Work out the number of lines below containing the word "this" and give nothing besides it.
LISTED RECORDS START
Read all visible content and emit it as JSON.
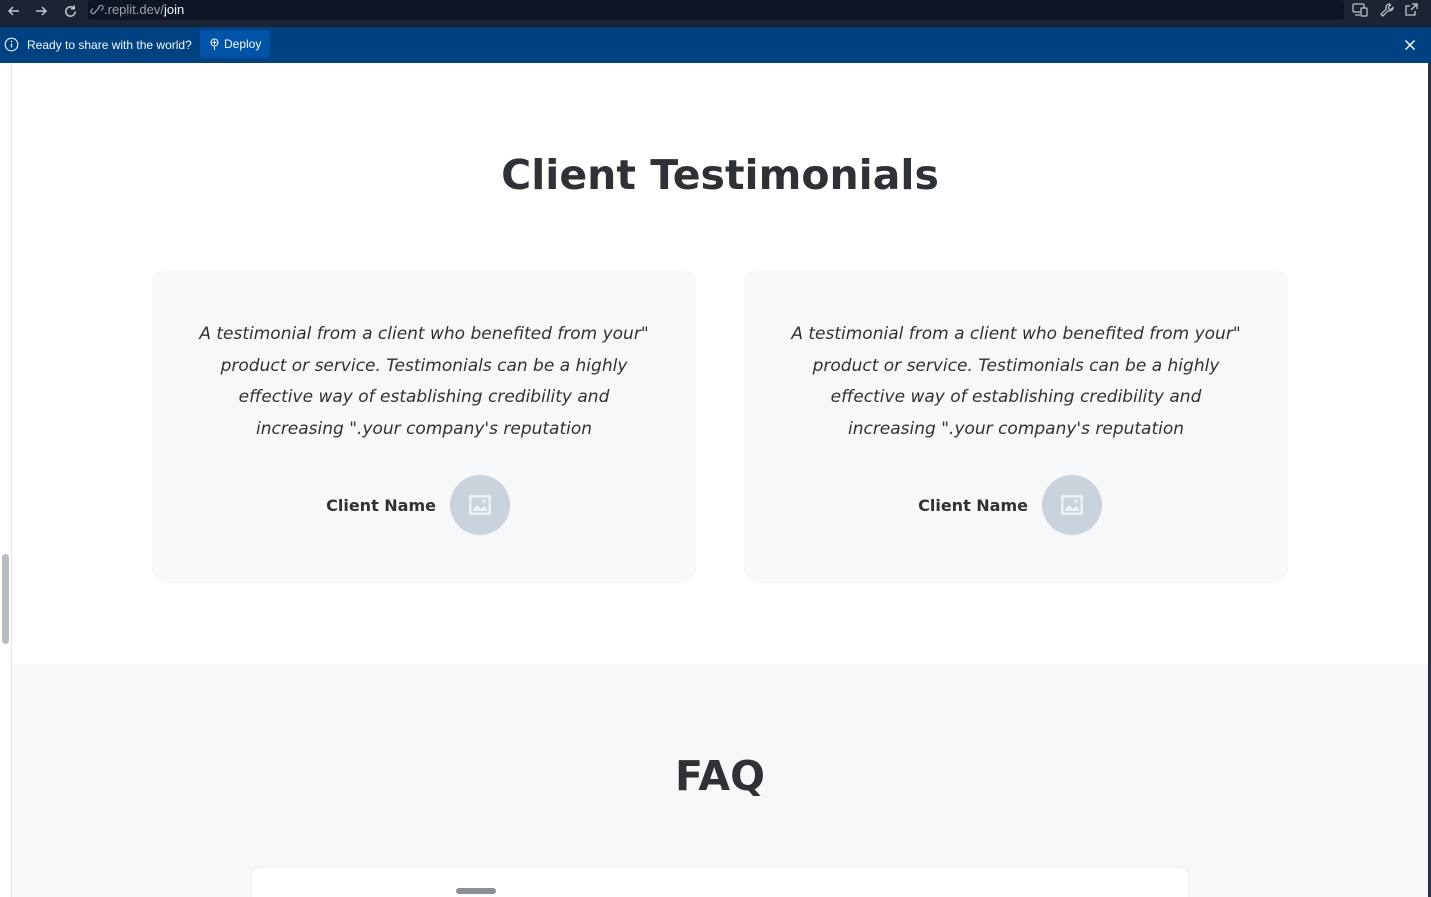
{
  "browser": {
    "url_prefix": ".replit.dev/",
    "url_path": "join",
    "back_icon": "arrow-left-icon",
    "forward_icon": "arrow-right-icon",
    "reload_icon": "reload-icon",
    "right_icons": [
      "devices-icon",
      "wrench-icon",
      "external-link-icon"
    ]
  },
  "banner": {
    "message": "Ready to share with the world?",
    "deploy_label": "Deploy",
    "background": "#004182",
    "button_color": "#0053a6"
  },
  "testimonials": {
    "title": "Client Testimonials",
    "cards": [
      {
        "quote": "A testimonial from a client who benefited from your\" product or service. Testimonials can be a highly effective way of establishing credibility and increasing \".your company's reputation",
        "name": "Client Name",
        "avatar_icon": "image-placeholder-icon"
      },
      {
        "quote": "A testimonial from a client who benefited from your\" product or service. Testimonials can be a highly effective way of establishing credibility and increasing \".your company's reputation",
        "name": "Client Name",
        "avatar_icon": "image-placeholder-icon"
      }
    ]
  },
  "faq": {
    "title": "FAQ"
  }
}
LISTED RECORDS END
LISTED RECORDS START
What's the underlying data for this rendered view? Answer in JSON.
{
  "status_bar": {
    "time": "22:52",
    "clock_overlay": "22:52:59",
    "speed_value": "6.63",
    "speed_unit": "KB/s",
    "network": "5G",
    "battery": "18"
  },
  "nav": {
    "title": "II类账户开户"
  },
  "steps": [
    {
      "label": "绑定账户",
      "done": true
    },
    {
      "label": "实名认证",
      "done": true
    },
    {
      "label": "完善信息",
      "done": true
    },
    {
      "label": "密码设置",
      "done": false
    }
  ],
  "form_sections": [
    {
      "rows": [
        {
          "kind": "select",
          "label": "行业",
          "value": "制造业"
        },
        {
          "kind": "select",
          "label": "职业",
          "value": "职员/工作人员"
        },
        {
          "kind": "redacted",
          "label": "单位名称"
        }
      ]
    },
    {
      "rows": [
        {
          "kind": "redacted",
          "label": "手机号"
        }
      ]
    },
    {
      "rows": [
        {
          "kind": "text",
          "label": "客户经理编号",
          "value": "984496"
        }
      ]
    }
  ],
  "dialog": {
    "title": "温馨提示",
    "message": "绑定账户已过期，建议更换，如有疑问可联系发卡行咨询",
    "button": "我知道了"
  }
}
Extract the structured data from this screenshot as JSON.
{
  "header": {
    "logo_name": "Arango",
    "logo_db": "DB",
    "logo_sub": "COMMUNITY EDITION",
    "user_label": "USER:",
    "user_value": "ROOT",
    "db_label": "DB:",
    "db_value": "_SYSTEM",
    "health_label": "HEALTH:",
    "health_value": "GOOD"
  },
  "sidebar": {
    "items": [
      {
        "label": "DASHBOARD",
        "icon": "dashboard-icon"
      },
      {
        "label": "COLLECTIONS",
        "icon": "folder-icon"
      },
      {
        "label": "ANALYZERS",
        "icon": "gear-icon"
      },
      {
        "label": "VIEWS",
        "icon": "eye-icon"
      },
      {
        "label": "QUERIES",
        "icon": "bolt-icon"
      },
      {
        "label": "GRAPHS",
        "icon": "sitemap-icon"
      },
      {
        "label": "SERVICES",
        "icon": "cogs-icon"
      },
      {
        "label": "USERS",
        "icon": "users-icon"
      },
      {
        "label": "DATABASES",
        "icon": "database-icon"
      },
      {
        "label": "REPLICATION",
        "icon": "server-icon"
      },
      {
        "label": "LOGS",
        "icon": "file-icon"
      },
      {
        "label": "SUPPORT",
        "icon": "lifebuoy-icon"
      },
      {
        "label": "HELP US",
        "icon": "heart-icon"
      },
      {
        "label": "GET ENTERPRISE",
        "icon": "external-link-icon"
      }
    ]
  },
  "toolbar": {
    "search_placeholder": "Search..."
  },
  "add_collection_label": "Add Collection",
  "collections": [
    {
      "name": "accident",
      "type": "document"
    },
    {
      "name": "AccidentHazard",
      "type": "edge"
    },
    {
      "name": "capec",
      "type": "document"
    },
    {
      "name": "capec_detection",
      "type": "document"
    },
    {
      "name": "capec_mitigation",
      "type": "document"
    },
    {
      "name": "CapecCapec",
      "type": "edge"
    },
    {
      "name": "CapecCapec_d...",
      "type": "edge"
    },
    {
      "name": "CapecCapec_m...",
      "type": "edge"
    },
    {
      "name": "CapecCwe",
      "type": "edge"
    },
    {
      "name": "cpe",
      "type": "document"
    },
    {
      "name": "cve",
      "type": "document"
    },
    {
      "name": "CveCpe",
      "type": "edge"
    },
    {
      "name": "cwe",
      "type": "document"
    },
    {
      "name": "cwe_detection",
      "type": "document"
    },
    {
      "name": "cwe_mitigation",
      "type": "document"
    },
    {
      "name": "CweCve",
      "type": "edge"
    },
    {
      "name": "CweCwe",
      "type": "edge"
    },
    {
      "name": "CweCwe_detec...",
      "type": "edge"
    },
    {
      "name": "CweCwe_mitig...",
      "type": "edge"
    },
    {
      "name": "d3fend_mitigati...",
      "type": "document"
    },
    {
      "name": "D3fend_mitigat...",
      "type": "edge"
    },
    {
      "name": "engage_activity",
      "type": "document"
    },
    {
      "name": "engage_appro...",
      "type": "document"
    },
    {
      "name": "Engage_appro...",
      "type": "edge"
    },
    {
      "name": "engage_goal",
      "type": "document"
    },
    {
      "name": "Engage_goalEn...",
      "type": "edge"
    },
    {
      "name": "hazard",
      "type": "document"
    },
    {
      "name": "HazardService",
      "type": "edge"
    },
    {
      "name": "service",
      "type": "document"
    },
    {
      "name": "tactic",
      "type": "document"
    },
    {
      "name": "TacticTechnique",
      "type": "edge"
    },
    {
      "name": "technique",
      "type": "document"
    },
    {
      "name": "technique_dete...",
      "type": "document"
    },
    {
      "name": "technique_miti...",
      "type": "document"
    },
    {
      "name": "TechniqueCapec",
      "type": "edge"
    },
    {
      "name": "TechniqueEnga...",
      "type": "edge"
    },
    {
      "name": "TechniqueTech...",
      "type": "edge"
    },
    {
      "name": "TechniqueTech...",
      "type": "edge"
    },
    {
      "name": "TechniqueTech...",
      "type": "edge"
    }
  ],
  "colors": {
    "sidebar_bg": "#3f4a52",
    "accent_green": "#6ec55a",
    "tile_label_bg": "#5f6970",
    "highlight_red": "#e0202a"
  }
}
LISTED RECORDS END
TASK RESULT: 2